Earlier this summer, I highlighted how difficult it is to judge the impact of Obamacare, because to do it properly, we need to understand how good or bad things would have been this year if the law had never passed.
Well, finally someone with a lot more statistical know-how than me has done exactly that for the individual health insurance markets in each state (and Washington, D.C.).
Amanda Kowalski, an economist at Yale University, presented a paper last week that estimates what enrollment, premiums and the medical costs paid by insurers would have been without Obamacare, and then what they actually were at the end of June this year.
Nationally, Kowalski found, enrollment went up 32 percent, or about 4.2 million people, over what pre-Obamacare trends pointed to. Premiums (before factoring in Obamacare’s tax subsidies) shot up 24.4 percent more than they would have otherwise.
“Health insurance premiums almost always go up, but it is impressive that they went up so much relative to trend,” Kowalski wrote in her paper.
Costs for care paid by insurers was a mixed bag, rising in 31 states and falling in 19 states.
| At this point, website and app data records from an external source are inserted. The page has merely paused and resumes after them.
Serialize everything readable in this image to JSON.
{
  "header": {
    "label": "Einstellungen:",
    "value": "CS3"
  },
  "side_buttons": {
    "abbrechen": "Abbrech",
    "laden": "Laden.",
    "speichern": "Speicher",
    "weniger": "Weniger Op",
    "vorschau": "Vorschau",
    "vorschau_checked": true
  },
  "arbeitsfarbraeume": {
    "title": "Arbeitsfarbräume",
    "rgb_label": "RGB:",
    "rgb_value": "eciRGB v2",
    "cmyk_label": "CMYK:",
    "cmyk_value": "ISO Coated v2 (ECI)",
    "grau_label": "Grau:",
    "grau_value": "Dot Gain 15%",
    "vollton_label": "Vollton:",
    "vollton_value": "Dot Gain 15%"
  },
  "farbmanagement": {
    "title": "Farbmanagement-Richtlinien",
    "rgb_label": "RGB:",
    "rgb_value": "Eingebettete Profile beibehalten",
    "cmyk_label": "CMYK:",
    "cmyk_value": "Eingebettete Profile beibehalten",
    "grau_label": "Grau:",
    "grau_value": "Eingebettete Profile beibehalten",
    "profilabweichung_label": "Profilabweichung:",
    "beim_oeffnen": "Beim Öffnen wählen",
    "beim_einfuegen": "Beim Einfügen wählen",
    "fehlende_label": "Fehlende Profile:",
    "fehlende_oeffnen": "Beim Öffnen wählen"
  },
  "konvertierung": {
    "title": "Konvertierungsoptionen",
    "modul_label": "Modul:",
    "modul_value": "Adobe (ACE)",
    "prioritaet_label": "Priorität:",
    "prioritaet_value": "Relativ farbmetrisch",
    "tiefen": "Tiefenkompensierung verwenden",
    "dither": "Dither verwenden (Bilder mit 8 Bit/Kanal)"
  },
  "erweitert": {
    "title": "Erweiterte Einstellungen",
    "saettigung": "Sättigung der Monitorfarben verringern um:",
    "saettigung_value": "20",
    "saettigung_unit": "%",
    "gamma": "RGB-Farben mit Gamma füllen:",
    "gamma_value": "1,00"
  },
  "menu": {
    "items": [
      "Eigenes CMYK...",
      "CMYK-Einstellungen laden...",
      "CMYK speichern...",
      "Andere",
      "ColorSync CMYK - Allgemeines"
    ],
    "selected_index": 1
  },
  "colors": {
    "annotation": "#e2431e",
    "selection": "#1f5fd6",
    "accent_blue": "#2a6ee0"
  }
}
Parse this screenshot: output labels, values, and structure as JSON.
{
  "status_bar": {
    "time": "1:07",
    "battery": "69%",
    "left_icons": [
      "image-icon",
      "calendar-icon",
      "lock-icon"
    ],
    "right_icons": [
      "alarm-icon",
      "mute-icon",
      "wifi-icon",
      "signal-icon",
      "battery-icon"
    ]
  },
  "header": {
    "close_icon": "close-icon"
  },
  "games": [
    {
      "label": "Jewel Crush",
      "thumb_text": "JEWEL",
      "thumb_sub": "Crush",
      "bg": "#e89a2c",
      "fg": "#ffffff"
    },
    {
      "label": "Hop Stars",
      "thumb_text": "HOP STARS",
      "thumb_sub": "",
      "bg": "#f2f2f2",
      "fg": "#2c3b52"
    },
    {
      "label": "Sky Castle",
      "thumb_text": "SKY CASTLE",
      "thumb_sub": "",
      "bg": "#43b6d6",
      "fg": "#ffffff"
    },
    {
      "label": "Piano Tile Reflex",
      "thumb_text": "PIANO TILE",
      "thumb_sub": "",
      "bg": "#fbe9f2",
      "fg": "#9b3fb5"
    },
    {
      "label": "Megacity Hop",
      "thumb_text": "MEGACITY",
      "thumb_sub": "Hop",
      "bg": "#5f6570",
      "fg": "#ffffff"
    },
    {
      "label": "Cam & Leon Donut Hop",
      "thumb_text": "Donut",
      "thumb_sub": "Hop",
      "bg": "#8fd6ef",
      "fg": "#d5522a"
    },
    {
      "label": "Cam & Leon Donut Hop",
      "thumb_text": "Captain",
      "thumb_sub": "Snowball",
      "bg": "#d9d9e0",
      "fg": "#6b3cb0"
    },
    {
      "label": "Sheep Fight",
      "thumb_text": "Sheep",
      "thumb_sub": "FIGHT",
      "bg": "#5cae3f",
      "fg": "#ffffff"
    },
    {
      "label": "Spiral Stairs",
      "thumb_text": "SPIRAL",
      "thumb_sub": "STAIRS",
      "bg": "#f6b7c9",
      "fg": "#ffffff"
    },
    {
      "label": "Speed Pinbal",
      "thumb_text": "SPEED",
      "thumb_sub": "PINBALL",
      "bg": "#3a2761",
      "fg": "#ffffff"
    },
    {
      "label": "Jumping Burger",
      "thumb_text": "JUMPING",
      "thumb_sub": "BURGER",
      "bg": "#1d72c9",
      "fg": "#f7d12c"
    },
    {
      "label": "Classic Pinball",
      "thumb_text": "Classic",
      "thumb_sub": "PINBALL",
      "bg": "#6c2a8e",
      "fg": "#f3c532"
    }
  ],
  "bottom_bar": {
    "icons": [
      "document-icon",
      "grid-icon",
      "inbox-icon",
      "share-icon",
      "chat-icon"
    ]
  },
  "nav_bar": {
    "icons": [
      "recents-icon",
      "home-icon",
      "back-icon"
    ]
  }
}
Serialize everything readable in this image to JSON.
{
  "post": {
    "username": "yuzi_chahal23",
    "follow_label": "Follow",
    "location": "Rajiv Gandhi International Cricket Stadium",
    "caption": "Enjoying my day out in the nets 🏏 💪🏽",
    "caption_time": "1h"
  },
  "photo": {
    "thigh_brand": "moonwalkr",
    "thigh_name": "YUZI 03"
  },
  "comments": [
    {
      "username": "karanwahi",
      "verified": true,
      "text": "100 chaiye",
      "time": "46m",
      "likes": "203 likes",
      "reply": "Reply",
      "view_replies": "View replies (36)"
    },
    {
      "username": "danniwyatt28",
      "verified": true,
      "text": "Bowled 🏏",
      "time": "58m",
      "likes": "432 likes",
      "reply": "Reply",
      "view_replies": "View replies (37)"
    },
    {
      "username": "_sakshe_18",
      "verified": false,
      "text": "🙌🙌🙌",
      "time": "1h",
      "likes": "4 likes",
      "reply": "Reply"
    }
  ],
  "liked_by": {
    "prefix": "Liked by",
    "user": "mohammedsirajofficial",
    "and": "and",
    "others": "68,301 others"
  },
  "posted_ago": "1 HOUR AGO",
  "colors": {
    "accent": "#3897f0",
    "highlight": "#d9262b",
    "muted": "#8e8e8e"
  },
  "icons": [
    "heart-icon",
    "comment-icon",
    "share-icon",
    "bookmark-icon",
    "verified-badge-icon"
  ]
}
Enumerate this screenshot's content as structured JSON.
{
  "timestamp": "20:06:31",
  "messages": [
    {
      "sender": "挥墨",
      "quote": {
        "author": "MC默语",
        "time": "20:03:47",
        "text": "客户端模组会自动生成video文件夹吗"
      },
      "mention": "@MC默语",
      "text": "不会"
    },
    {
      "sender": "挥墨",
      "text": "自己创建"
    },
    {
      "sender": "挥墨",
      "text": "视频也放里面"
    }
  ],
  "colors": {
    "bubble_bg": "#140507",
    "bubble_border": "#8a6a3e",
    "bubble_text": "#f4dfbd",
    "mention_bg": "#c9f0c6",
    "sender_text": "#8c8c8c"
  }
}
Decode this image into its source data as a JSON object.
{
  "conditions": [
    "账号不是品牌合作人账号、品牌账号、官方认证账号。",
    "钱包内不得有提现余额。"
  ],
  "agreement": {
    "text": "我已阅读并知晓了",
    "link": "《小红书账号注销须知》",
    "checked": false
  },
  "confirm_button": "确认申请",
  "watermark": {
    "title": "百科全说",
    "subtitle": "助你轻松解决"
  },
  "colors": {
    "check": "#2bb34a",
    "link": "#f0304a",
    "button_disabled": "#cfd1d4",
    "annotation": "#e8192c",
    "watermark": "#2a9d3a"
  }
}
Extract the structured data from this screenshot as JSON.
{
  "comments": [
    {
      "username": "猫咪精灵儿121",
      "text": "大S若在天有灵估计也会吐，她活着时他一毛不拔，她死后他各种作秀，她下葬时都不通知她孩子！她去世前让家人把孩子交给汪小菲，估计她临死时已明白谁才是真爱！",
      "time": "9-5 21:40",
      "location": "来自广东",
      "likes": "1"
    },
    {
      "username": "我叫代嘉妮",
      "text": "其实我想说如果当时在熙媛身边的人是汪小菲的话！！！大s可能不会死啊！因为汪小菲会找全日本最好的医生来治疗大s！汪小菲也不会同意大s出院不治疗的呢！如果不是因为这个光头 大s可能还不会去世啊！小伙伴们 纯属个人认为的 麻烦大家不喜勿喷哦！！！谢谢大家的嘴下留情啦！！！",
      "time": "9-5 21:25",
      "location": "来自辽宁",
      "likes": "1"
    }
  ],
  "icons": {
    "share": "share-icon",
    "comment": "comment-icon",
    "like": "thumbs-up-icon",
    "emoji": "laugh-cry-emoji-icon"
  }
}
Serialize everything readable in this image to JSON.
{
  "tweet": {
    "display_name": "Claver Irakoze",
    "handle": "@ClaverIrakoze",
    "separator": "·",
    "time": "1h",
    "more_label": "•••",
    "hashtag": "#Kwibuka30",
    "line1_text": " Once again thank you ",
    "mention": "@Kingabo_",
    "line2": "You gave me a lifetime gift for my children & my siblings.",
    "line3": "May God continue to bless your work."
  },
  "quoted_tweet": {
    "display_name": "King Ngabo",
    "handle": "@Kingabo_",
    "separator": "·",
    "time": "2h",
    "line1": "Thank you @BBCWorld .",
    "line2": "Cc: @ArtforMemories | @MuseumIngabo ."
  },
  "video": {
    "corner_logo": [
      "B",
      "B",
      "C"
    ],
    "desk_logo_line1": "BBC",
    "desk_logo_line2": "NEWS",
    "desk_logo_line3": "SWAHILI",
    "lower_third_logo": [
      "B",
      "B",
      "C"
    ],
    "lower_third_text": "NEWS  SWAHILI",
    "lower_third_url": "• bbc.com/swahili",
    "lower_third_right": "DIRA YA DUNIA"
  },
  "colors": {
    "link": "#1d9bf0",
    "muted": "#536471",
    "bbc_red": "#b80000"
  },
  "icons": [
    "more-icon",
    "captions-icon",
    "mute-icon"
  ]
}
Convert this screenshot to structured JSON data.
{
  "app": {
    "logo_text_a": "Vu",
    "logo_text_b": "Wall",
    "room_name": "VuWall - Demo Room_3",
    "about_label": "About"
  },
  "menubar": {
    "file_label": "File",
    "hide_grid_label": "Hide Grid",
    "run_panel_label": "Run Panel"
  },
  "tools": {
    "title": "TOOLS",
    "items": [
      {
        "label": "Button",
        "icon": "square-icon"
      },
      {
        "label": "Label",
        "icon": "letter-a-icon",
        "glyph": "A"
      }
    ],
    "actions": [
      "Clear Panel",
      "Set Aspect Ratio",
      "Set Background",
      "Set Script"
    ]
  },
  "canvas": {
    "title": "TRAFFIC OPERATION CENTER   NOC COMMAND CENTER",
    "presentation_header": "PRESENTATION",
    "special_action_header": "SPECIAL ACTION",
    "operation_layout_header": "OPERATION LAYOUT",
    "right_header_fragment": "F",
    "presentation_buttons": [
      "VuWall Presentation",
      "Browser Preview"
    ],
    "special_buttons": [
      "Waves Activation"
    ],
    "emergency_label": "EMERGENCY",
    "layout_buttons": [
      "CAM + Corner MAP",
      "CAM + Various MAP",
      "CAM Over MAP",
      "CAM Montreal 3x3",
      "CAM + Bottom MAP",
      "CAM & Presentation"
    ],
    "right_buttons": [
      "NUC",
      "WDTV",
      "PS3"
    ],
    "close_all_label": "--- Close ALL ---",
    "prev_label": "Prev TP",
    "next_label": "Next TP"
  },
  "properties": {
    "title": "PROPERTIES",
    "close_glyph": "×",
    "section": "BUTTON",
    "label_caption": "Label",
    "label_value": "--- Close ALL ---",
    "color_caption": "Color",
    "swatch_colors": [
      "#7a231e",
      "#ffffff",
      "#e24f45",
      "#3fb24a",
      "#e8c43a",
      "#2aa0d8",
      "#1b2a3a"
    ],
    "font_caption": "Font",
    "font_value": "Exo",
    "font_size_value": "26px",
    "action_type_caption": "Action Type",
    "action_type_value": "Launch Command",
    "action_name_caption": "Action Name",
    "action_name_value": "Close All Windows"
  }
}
I constructed a weighted average of cost increases from Kowalski’s data, and found that costs rose by an average of 14 percent beyond what normal year-to-year increases in medical spending would have done.
Kowalski sees those cost extra cost increases not as higher prices charged by hospitals and doctors, but rather the effect of having more people with greater medical needs enter the individual insurance market. Insuers, as a result, spent more per person on medical care.
In Indiana, everything went up over what it was expected to do without Obamacare.
Enrollment rose by 128,000, or 132 percent, according to the data Kowalski used, which included both exchange customers and those who bought individual health insurance the old fashioned way—directly from an insurer. Those extra people mean a total of 225,000 Hoosiers were covered by individual insurance policies (as opposed to those purchased thorugh employers) as of June.
The premiums charged on those individual plans soared by 31.4 percent in Indiana—the 11th highest increase in the nation. Average monthly premiums rose from $277 based on pre-Obamacre trends to $364 per month after the law, Kowalski concluded.
That’s because Obamacare required insurers to take all customers, regardless of their health status, as also established a floor on how skimpy the benefits paid for by health plans could be.
Medical costs paid by insurers in Indiana rose by 8.6 percent, from $222 per month based on pre-Obamacare trends to $241 per month after the law. I’m a tad skeptical of that number because, if true, it implies the health insurers are commanding an enormous profit margin on their individual policies—something Obamacare will force them to refund to their policyholders.
It could be true if either 1) insurers mistakenly overpriced their policies; or 2) lots of healthy Hoosiers have joined the exchanges, and yet aren’t spending much money on health care. Kowalski was using data through the first half of 2014, so perhaps medical spending will rise more in line with premiums by year’s end.
Even so, Kowalski's study confirms what we all expected when Obamacare was first passed: the law would boost individual health insurance enrollment, raise the real price of insurance and boost overall spending on medical care.
The true test of the law still remains whether its efforts to offset the cost of those things—by raising taxes on other parts of the health care industry and giving tax credits to low- and moderate-income insurance customers—turn out save or cost the state and the nation.